The best part of the event for Dad/Rick and I was hearing parent after parent literally raving about the difference “Mr. Eyre” has made in the lives of their children:

One dad went on for 10 minutes about how his son would never want to go to school and how he had to drag him out of bed and bribe or force him to go to school every day—until this year when he was lucky enough to be placed in Mr. Eyre’s class.  Now, he says, his son is ready to go early every day, can’t wait to get to school and is always excited to tell him what he learned that day. The mom wanted to take him for a day outing and the boy said “No, I can’t go, I don’t want to miss school because I learn so much every day.”

Another dad said “Mr. Eyre has changed our daughter’s life, and our family’s life!” 

A mom said she had had four of her boys in Josh’s class and that she can’t even calculate how much he has meant to her sons. She said they all now have what she thinks will be a lifetime love of learning because of “Mr. Eyre.”.

Still another mom told us that her daughter now says “I want to be a teacher just like Mr. Eyre so I can help kids like he helps me.”

“We have another daughter whom we hope will get into Mr. Eyres’ class next year,” one mom said. “If she gets Mr. Eyre, we will stay with the school, even though it would be much easier for us to have our children go to the school next to our home in our own neighborhood.  If she doesn’t get into Mr. Eyre’s class, we are changing to our neighborhood school.”

A couple of parents said how great it is that he teaches them how to complement and encourage each other—especially on their birthdays. “Instead of just having the kids eat the cupcakes I brought to celebrate my daughter’s birthday in silence, he had everyone say what they liked best about our daughter. It brought tears to my eyes!”

The compliments flowed like a waterfall!

Here is a picture of the class ducklings that the kids had watched hatch right in their classroom and had nurtured for the past couple of weeks.


I love looking back and reminiscing about the teachers who have changed my life. There are several but one very special one, whom I think of him often because he taught me to write (and diagram sentences, and devour the great classics and learn vast numbers of vocabulary words). I can honestly say that he changed my life for the better!

How proud I am to have been raised by a Mother who innately knew how to change lives through education and love and a terrific son who has taken that torch and run ahead with it as he continues to change lives forever! Love you Mr Eyre!

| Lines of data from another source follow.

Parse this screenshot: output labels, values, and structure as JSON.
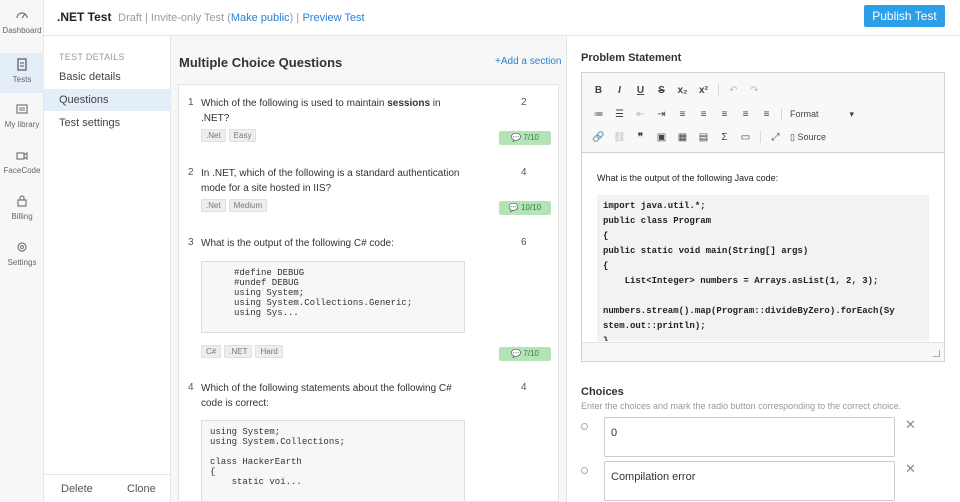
{
  "nav": [
    {
      "label": "Dashboard",
      "icon": "dashboard-icon"
    },
    {
      "label": "Tests",
      "icon": "clipboard-icon"
    },
    {
      "label": "My library",
      "icon": "library-icon"
    },
    {
      "label": "FaceCode",
      "icon": "video-camera-icon"
    },
    {
      "label": "Billing",
      "icon": "lock-icon"
    },
    {
      "label": "Settings",
      "icon": "gear-icon"
    }
  ],
  "header": {
    "test_name": ".NET Test",
    "status": "Draft | Invite-only Test (",
    "make_public": "Make public",
    "sep": ") |",
    "preview": "Preview Test",
    "publish": "Publish Test"
  },
  "sidebar": {
    "heading": "TEST DETAILS",
    "items": [
      "Basic details",
      "Questions",
      "Test settings"
    ],
    "delete": "Delete",
    "clone": "Clone"
  },
  "mcq": {
    "title": "Multiple Choice Questions",
    "add_section": "+Add a section",
    "questions": [
      {
        "num": "1",
        "text_a": "Which of the following is used to maintain ",
        "text_b": "sessions",
        "text_c": " in .NET?",
        "marks": "2",
        "tags": [
          ".Net",
          "Easy"
        ],
        "score": "7/10"
      },
      {
        "num": "2",
        "text": "In .NET, which of the following is a standard authentication mode for a site hosted in IIS?",
        "marks": "4",
        "tags": [
          ".Net",
          "Medium"
        ],
        "score": "10/10"
      },
      {
        "num": "3",
        "text": "What is the output of the following C# code:",
        "marks": "6",
        "code": "#define DEBUG\n#undef DEBUG\nusing System;\nusing System.Collections.Generic;\nusing Sys...",
        "tags": [
          "C#",
          ".NET",
          "Hard"
        ],
        "score": "7/10"
      },
      {
        "num": "4",
        "text": "Which of the following statements about the following C# code is correct:",
        "marks": "4",
        "code": "using System;\nusing System.Collections;\n\nclass HackerEarth\n{\n    static voi..."
      }
    ]
  },
  "problem": {
    "title": "Problem Statement",
    "format_label": "Format",
    "source_label": "Source",
    "intro": "What is the output of the following Java code:",
    "code": "import java.util.*;\npublic class Program\n{\npublic static void main(String[] args)\n{\n    List<Integer> numbers = Arrays.asList(1, 2, 3);\n\nnumbers.stream().map(Program::divideByZero).forEach(Sy\nstem.out::println);\n}"
  },
  "choices": {
    "title": "Choices",
    "hint": "Enter the choices and mark the radio button corresponding to the correct choice.",
    "items": [
      "0",
      "Compilation error"
    ]
  },
  "colors": {
    "accent": "#2b9fe8",
    "badge": "#b5e3b8",
    "active": "#e3eef8"
  }
}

Jenny (also) said...

What a beautiful post! Mr Eyre is carrying on your mother's legacy in the best way possible. I really appreciate that he is a man who has chosen a career in elementary education. As a mom of boys I can confidently state that more men are needed in elementary schools; both as role models and to inform the culture since they were once boys too.

And I love those old photos! The boys in overalls and ties are beyond adorable; I guess most are grandfathers by now.

Julie said...

Great pix.:)

Just curious, why would Hilda have been away for weeks at a time because they only had a horse & buggy?

Linda said...

Sorry, I didn't explain that very well. The high school was over 30 miles away so it didn't make sense for her to come home more than once a month. It was an arduous journey with a horse and cart or sleigh in the winter with no paved roads. Thanks for asking!